    3. They saw our world as shaped not simply by narratives and arguments but also by nonlinguistic effects—by mood, by atmosphere, by feelings.

      Per the notation below, this might describe what the crypto world is all about. Less about monetary policy—more about how monetary policy makes them feel.

      🔗 The theoretical schools around affect )are interesting rabbit holes to explore here, with apologies to my postgraduate lecturers!

    4. Where did the seeming surplus of emotionality that we see on the Internet come from, and what might it become?

      This particular line resonates with what happens in Crypto-land, I think. For a couple of reasons: Crypto-land itself is largely constituted of online interactions. Secondly, crypto-land is nothing if not overflowing with a “surplus of emotionality”. Perhaps this is why we see an overlap of communities interested in Trumpian politics and ideas, and cryptocurrencies. They might be interested or attracted to the same thing: how these subjects make them feel.

      🔗 Brian Massumi has much to say about politics and affect. His idea is that the pre-emptive policies of post-9/11 counter-terrorism creates an atmosphere of “low-lying fear”—an affect of terror.

  8. Sep 2017
    1. the term “trump” indicates positive feeling, something which is likely no longer true for a sizable number of Americans.

      How can these technologies account for these linguistic contingencies?

  9. Jun 2016
    1. writing scenes are overwhelmingly populated by bodies: shocked, angry, delighted, and feeling-full bodies. Although many models of composition focus upon the signifying dimensions of writing, they often fail to account for writing's experiential aspects.

      Affect theory emerging in Rhetcomp

  10. Jun 2015
    1. iterative-inductive research (that evolves in design through the study), drawing on a family of methods,

      Hmmm....I really like this articulation of method and find it analogous to "affect theory." That is...the slipperiness that we often encounter in affect theory is often a result of the formal commitments to an ongoing process of evolving terms. Here..."iterative-induction" works well to foreground that process of change.

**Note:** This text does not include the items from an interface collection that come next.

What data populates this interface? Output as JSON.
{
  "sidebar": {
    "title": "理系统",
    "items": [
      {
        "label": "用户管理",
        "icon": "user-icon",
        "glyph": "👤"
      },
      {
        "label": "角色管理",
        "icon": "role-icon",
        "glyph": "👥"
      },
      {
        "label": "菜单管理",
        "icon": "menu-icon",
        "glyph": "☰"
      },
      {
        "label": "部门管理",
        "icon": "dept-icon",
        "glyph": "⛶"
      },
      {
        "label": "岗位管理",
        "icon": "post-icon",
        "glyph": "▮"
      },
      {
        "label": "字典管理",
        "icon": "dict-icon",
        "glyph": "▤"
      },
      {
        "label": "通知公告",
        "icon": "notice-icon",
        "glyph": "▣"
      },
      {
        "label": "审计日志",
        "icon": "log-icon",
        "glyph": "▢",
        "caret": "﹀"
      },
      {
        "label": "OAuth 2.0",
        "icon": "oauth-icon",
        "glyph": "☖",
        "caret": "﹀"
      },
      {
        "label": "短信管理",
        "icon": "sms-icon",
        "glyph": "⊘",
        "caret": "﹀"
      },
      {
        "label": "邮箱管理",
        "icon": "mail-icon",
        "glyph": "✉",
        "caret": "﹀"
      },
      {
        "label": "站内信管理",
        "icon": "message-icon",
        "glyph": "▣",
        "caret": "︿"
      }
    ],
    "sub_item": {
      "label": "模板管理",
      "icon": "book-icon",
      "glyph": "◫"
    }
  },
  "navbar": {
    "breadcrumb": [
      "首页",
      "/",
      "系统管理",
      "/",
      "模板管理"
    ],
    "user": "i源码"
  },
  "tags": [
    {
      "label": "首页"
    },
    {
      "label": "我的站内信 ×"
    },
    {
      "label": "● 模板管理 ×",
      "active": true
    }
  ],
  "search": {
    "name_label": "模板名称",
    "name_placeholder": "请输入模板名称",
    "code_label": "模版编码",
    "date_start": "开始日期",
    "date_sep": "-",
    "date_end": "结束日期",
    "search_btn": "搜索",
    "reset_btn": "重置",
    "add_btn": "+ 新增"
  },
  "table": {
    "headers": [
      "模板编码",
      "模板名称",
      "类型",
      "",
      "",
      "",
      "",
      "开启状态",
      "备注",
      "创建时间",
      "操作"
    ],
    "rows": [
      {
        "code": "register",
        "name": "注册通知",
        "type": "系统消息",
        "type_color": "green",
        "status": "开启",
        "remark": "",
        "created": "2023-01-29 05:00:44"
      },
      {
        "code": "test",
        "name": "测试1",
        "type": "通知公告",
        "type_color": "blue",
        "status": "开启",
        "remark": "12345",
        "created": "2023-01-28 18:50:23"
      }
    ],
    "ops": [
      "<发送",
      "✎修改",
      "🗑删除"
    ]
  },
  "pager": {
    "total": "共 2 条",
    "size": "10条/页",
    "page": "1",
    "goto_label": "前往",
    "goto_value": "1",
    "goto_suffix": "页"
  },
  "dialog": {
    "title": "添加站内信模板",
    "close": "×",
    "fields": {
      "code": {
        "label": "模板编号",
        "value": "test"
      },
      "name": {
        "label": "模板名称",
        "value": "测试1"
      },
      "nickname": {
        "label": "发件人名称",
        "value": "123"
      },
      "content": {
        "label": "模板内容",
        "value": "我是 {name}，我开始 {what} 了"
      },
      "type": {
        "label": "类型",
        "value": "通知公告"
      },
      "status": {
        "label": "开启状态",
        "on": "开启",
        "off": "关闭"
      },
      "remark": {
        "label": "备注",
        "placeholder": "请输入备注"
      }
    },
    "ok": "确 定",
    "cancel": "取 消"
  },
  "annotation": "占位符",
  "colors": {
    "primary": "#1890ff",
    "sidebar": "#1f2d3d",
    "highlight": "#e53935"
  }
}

    1. is there a useful distinction between sensation and affect?

      I find the treatments of this distinction so confusing. I'd love to try to collectively unpack this in the seminar.